(Excerpts from an interface dataset)
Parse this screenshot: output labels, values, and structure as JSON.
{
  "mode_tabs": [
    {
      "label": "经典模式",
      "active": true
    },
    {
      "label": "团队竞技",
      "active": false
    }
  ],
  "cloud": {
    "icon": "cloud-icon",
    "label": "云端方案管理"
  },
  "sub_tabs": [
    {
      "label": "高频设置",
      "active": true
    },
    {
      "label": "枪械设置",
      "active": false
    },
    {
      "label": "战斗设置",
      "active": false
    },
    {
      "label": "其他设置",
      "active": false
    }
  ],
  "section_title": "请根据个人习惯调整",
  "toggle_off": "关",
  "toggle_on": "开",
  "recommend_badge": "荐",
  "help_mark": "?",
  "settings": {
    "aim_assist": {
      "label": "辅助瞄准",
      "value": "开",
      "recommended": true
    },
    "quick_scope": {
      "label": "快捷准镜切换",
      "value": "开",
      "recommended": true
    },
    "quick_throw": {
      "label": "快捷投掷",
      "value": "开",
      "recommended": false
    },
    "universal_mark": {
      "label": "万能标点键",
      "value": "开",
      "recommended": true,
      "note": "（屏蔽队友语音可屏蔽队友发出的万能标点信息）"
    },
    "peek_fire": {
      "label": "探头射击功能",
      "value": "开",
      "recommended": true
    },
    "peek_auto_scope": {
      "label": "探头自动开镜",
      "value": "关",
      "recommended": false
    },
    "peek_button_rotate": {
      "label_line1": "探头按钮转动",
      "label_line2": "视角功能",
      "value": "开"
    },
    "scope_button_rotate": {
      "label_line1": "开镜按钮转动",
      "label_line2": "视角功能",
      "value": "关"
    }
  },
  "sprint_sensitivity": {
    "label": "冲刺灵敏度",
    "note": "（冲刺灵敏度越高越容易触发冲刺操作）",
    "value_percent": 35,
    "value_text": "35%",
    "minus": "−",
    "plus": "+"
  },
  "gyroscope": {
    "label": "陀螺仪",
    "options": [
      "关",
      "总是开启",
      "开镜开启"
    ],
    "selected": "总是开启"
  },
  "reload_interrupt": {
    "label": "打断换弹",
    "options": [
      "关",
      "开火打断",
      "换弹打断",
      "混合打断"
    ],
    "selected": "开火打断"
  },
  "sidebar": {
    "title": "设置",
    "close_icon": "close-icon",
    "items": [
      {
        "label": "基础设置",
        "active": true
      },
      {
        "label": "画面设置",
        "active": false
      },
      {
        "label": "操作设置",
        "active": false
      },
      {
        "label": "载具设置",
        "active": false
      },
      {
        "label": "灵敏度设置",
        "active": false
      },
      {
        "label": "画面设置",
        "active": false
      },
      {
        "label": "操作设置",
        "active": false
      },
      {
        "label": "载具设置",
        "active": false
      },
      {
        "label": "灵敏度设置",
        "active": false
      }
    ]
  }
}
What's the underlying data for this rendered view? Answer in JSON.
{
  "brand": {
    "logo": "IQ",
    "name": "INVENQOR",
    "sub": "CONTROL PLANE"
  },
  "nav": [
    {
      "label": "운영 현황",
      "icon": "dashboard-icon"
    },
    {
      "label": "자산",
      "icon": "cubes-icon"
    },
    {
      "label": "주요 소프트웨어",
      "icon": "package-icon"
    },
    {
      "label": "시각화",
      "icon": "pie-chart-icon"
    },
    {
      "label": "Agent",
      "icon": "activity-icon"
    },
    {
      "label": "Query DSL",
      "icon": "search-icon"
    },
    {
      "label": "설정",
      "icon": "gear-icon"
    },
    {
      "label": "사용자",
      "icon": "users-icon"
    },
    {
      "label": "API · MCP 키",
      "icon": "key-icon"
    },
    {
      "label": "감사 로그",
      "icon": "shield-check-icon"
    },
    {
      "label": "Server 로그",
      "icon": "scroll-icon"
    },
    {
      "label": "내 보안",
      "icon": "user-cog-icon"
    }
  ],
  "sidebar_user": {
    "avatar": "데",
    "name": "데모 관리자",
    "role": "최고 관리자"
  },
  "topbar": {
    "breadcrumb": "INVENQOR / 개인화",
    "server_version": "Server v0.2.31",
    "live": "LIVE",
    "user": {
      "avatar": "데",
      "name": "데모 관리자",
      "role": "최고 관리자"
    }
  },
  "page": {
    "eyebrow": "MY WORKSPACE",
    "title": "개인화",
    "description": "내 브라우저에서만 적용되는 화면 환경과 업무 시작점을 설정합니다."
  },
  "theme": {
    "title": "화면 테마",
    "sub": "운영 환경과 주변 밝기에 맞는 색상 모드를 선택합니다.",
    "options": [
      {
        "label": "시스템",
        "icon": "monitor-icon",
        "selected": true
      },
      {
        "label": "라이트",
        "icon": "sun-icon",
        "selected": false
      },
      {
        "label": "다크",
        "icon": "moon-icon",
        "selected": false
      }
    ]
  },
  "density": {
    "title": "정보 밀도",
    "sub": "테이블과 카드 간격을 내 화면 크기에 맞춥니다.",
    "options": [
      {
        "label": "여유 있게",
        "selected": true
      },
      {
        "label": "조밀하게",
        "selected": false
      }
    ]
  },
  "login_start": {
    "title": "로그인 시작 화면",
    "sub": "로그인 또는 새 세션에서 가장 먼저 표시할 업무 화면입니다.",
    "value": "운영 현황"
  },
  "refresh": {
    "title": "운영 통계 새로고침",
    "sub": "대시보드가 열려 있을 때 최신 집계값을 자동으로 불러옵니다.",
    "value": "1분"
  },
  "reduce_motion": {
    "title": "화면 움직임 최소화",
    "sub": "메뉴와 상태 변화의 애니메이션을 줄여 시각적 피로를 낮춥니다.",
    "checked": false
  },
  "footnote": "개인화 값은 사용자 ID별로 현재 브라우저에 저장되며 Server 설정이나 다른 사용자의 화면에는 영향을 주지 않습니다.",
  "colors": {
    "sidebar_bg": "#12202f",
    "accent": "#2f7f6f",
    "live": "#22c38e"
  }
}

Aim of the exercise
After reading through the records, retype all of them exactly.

Task solution
Parse this screenshot: output labels, values, and structure as JSON.
{
  "mode_tabs": [
    {
      "label": "经典模式",
      "active": true
    },
    {
      "label": "团队竞技",
      "active": false
    }
  ],
  "cloud": {
    "icon": "cloud-icon",
    "label": "云端方案管理"
  },
  "sub_tabs": [
    {
      "label": "高频设置",
      "active": true
    },
    {
      "label": "枪械设置",
      "active": false
    },
    {
      "label": "战斗设置",
      "active": false
    },
    {
      "label": "其他设置",
      "active": false
    }
  ],
  "section_title": "请根据个人习惯调整",
  "toggle_off": "关",
  "toggle_on": "开",
  "recommend_badge": "荐",
  "help_mark": "?",
  "settings": {
    "aim_assist": {
      "label": "辅助瞄准",
      "value": "开",
      "recommended": true
    },
    "quick_scope": {
      "label": "快捷准镜切换",
      "value": "开",
      "recommended": true
    },
    "quick_throw": {
      "label": "快捷投掷",
      "value": "开",
      "recommended": false
    },
    "universal_mark": {
      "label": "万能标点键",
      "value": "开",
      "recommended": true,
      "note": "（屏蔽队友语音可屏蔽队友发出的万能标点信息）"
    },
    "peek_fire": {
      "label": "探头射击功能",
      "value": "开",
      "recommended": true
    },
    "peek_auto_scope": {
      "label": "探头自动开镜",
      "value": "关",
      "recommended": false
    },
    "peek_button_rotate": {
      "label_line1": "探头按钮转动",
      "label_line2": "视角功能",
      "value": "开"
    },
    "scope_button_rotate": {
      "label_line1": "开镜按钮转动",
      "label_line2": "视角功能",
      "value": "关"
    }
  },
  "sprint_sensitivity": {
    "label": "冲刺灵敏度",
    "note": "（冲刺灵敏度越高越容易触发冲刺操作）",
    "value_percent": 35,
    "value_text": "35%",
    "minus": "−",
    "plus": "+"
  },
  "gyroscope": {
    "label": "陀螺仪",
    "options": [
      "关",
      "总是开启",
      "开镜开启"
    ],
    "selected": "总是开启"
  },
  "reload_interrupt": {
    "label": "打断换弹",
    "options": [
      "关",
      "开火打断",
      "换弹打断",
      "混合打断"
    ],
    "selected": "开火打断"
  },
  "sidebar": {
    "title": "设置",
    "close_icon": "close-icon",
    "items": [
      {
        "label": "基础设置",
        "active": true
      },
      {
        "label": "画面设置",
        "active": false
      },
      {
        "label": "操作设置",
        "active": false
      },
      {
        "label": "载具设置",
        "active": false
      },
      {
        "label": "灵敏度设置",
        "active": false
      },
      {
        "label": "画面设置",
        "active": false
      },
      {
        "label": "操作设置",
        "active": false
      },
      {
        "label": "载具设置",
        "active": false
      },
      {
        "label": "灵敏度设置",
        "active": false
      }
    ]
  }
}
What's the underlying data for this rendered view? Answer in JSON.
{
  "brand": {
    "logo": "IQ",
    "name": "INVENQOR",
    "sub": "CONTROL PLANE"
  },
  "nav": [
    {
      "label": "운영 현황",
      "icon": "dashboard-icon"
    },
    {
      "label": "자산",
      "icon": "cubes-icon"
    },
    {
      "label": "주요 소프트웨어",
      "icon": "package-icon"
    },
    {
      "label": "시각화",
      "icon": "pie-chart-icon"
    },
    {
      "label": "Agent",
      "icon": "activity-icon"
    },
    {
      "label": "Query DSL",
      "icon": "search-icon"
    },
    {
      "label": "설정",
      "icon": "gear-icon"
    },
    {
      "label": "사용자",
      "icon": "users-icon"
    },
    {
      "label": "API · MCP 키",
      "icon": "key-icon"
    },
    {
      "label": "감사 로그",
      "icon": "shield-check-icon"
    },
    {
      "label": "Server 로그",
      "icon": "scroll-icon"
    },
    {
      "label": "내 보안",
      "icon": "user-cog-icon"
    }
  ],
  "sidebar_user": {
    "avatar": "데",
    "name": "데모 관리자",
    "role": "최고 관리자"
  },
  "topbar": {
    "breadcrumb": "INVENQOR / 개인화",
    "server_version": "Server v0.2.31",
    "live": "LIVE",
    "user": {
      "avatar": "데",
      "name": "데모 관리자",
      "role": "최고 관리자"
    }
  },
  "page": {
    "eyebrow": "MY WORKSPACE",
    "title": "개인화",
    "description": "내 브라우저에서만 적용되는 화면 환경과 업무 시작점을 설정합니다."
  },
  "theme": {
    "title": "화면 테마",
    "sub": "운영 환경과 주변 밝기에 맞는 색상 모드를 선택합니다.",
    "options": [
      {
        "label": "시스템",
        "icon": "monitor-icon",
        "selected": true
      },
      {
        "label": "라이트",
        "icon": "sun-icon",
        "selected": false
      },
      {
        "label": "다크",
        "icon": "moon-icon",
        "selected": false
      }
    ]
  },
  "density": {
    "title": "정보 밀도",
    "sub": "테이블과 카드 간격을 내 화면 크기에 맞춥니다.",
    "options": [
      {
        "label": "여유 있게",
        "selected": true
      },
      {
        "label": "조밀하게",
        "selected": false
      }
    ]
  },
  "login_start": {
    "title": "로그인 시작 화면",
    "sub": "로그인 또는 새 세션에서 가장 먼저 표시할 업무 화면입니다.",
    "value": "운영 현황"
  },
  "refresh": {
    "title": "운영 통계 새로고침",
    "sub": "대시보드가 열려 있을 때 최신 집계값을 자동으로 불러옵니다.",
    "value": "1분"
  },
  "reduce_motion": {
    "title": "화면 움직임 최소화",
    "sub": "메뉴와 상태 변화의 애니메이션을 줄여 시각적 피로를 낮춥니다.",
    "checked": false
  },
  "footnote": "개인화 값은 사용자 ID별로 현재 브라우저에 저장되며 Server 설정이나 다른 사용자의 화면에는 영향을 주지 않습니다.",
  "colors": {
    "sidebar_bg": "#12202f",
    "accent": "#2f7f6f",
    "live": "#22c38e"
  }
}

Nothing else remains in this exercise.